# Data to process
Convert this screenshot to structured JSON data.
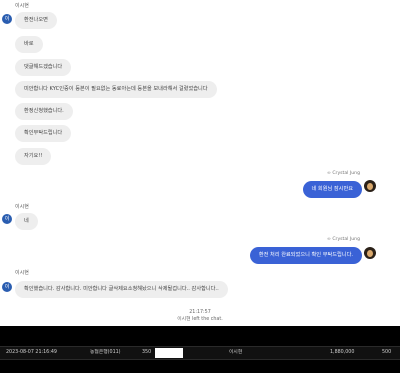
{
  "incoming_sender": "이시현",
  "incoming_avatar": "이",
  "messages_in_1": [
    "환전나오면",
    "바로",
    "댓글해드겠습니다",
    "미안합니다 KYC인증이 등본이 필요없는 동료아는데 등본을 보내라해서 걸렸었습니다",
    "환정신청했습니다.",
    "확인부탁드립니다",
    "자기요!!"
  ],
  "outgoing_1": {
    "sender": "Crystal Jung",
    "text": "네 회원님 잠시만요"
  },
  "messages_in_2": [
    "네"
  ],
  "outgoing_2": {
    "sender": "Crystal Jung",
    "text": "환전 처리 완료되었으니 확인 부탁드립니다."
  },
  "messages_in_3": [
    "확인했습니다. 감사합니다. 미안합니다 글삭제요소청해놨으니 삭제될겁니다.. 감사합니다.."
  ],
  "system": {
    "time": "21:17:57",
    "left_text": "이시현 left the chat."
  },
  "transaction": {
    "datetime": "2023-08-07 21:16:49",
    "bank": "농협은행(011)",
    "account_prefix": "350",
    "name": "이시현",
    "amount": "1,880,000",
    "fee": "500"
  },
  "colors": {
    "outgoing_bubble": "#3a62d6",
    "incoming_bubble": "#eeeeee",
    "avatar": "#2a5db0",
    "footer": "#000000"
  }
}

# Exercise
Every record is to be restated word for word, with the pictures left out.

# Output of the task
Convert this screenshot to structured JSON data.
{
  "incoming_sender": "이시현",
  "incoming_avatar": "이",
  "messages_in_1": [
    "환전나오면",
    "바로",
    "댓글해드겠습니다",
    "미안합니다 KYC인증이 등본이 필요없는 동료아는데 등본을 보내라해서 걸렸었습니다",
    "환정신청했습니다.",
    "확인부탁드립니다",
    "자기요!!"
  ],
  "outgoing_1": {
    "sender": "Crystal Jung",
    "text": "네 회원님 잠시만요"
  },
  "messages_in_2": [
    "네"
  ],
  "outgoing_2": {
    "sender": "Crystal Jung",
    "text": "환전 처리 완료되었으니 확인 부탁드립니다."
  },
  "messages_in_3": [
    "확인했습니다. 감사합니다. 미안합니다 글삭제요소청해놨으니 삭제될겁니다.. 감사합니다.."
  ],
  "system": {
    "time": "21:17:57",
    "left_text": "이시현 left the chat."
  },
  "transaction": {
    "datetime": "2023-08-07 21:16:49",
    "bank": "농협은행(011)",
    "account_prefix": "350",
    "name": "이시현",
    "amount": "1,880,000",
    "fee": "500"
  },
  "colors": {
    "outgoing_bubble": "#3a62d6",
    "incoming_bubble": "#eeeeee",
    "avatar": "#2a5db0",
    "footer": "#000000"
  }
}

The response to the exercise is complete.